→ WORK REQUIRED:
Print the records again, matching each line exactly.

→ DATA PROVIDED:
____________________

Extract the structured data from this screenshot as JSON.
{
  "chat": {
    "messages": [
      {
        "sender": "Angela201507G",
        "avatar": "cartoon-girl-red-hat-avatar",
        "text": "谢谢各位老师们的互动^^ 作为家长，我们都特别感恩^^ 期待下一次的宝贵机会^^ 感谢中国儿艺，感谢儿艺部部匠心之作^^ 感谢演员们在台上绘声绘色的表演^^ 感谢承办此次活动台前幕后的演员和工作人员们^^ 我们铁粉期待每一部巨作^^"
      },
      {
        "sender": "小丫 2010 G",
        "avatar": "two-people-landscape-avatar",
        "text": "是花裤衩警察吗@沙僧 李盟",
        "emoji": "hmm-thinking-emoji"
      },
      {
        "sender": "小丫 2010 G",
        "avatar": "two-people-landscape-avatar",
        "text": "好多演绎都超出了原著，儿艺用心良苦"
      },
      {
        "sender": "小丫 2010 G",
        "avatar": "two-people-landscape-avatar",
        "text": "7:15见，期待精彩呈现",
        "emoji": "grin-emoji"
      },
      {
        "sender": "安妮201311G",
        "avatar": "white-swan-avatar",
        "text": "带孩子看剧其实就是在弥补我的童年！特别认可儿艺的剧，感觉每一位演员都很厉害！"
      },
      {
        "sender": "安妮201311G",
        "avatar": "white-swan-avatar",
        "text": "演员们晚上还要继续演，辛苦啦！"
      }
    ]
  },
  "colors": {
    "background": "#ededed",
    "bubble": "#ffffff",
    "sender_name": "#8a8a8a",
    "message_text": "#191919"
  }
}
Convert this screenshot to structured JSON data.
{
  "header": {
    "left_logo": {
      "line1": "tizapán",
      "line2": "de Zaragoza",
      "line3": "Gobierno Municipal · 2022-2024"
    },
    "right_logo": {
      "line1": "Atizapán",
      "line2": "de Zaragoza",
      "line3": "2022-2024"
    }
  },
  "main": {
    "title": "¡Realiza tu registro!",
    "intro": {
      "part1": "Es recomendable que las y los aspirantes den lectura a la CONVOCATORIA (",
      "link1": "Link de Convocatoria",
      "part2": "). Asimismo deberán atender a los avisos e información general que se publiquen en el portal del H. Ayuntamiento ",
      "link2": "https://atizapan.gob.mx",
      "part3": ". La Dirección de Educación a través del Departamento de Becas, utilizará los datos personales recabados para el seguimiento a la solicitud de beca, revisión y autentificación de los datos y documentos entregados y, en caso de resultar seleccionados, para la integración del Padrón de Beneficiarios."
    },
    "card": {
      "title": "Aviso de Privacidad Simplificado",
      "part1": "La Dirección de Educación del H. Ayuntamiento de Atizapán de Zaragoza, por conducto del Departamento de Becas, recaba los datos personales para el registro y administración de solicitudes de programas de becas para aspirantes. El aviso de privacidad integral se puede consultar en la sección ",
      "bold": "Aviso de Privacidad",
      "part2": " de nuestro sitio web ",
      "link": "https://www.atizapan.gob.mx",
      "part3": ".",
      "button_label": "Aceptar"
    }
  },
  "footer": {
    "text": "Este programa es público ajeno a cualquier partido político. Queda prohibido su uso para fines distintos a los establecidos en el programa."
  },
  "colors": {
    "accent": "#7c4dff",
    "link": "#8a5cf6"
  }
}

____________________

→ FINISHED TASK:
Extract the structured data from this screenshot as JSON.
{
  "chat": {
    "messages": [
      {
        "sender": "Angela201507G",
        "avatar": "cartoon-girl-red-hat-avatar",
        "text": "谢谢各位老师们的互动^^ 作为家长，我们都特别感恩^^ 期待下一次的宝贵机会^^ 感谢中国儿艺，感谢儿艺部部匠心之作^^ 感谢演员们在台上绘声绘色的表演^^ 感谢承办此次活动台前幕后的演员和工作人员们^^ 我们铁粉期待每一部巨作^^"
      },
      {
        "sender": "小丫 2010 G",
        "avatar": "two-people-landscape-avatar",
        "text": "是花裤衩警察吗@沙僧 李盟",
        "emoji": "hmm-thinking-emoji"
      },
      {
        "sender": "小丫 2010 G",
        "avatar": "two-people-landscape-avatar",
        "text": "好多演绎都超出了原著，儿艺用心良苦"
      },
      {
        "sender": "小丫 2010 G",
        "avatar": "two-people-landscape-avatar",
        "text": "7:15见，期待精彩呈现",
        "emoji": "grin-emoji"
      },
      {
        "sender": "安妮201311G",
        "avatar": "white-swan-avatar",
        "text": "带孩子看剧其实就是在弥补我的童年！特别认可儿艺的剧，感觉每一位演员都很厉害！"
      },
      {
        "sender": "安妮201311G",
        "avatar": "white-swan-avatar",
        "text": "演员们晚上还要继续演，辛苦啦！"
      }
    ]
  },
  "colors": {
    "background": "#ededed",
    "bubble": "#ffffff",
    "sender_name": "#8a8a8a",
    "message_text": "#191919"
  }
}
Convert this screenshot to structured JSON data.
{
  "header": {
    "left_logo": {
      "line1": "tizapán",
      "line2": "de Zaragoza",
      "line3": "Gobierno Municipal · 2022-2024"
    },
    "right_logo": {
      "line1": "Atizapán",
      "line2": "de Zaragoza",
      "line3": "2022-2024"
    }
  },
  "main": {
    "title": "¡Realiza tu registro!",
    "intro": {
      "part1": "Es recomendable que las y los aspirantes den lectura a la CONVOCATORIA (",
      "link1": "Link de Convocatoria",
      "part2": "). Asimismo deberán atender a los avisos e información general que se publiquen en el portal del H. Ayuntamiento ",
      "link2": "https://atizapan.gob.mx",
      "part3": ". La Dirección de Educación a través del Departamento de Becas, utilizará los datos personales recabados para el seguimiento a la solicitud de beca, revisión y autentificación de los datos y documentos entregados y, en caso de resultar seleccionados, para la integración del Padrón de Beneficiarios."
    },
    "card": {
      "title": "Aviso de Privacidad Simplificado",
      "part1": "La Dirección de Educación del H. Ayuntamiento de Atizapán de Zaragoza, por conducto del Departamento de Becas, recaba los datos personales para el registro y administración de solicitudes de programas de becas para aspirantes. El aviso de privacidad integral se puede consultar en la sección ",
      "bold": "Aviso de Privacidad",
      "part2": " de nuestro sitio web ",
      "link": "https://www.atizapan.gob.mx",
      "part3": ".",
      "button_label": "Aceptar"
    }
  },
  "footer": {
    "text": "Este programa es público ajeno a cualquier partido político. Queda prohibido su uso para fines distintos a los establecidos en el programa."
  },
  "colors": {
    "accent": "#7c4dff",
    "link": "#8a5cf6"
  }
}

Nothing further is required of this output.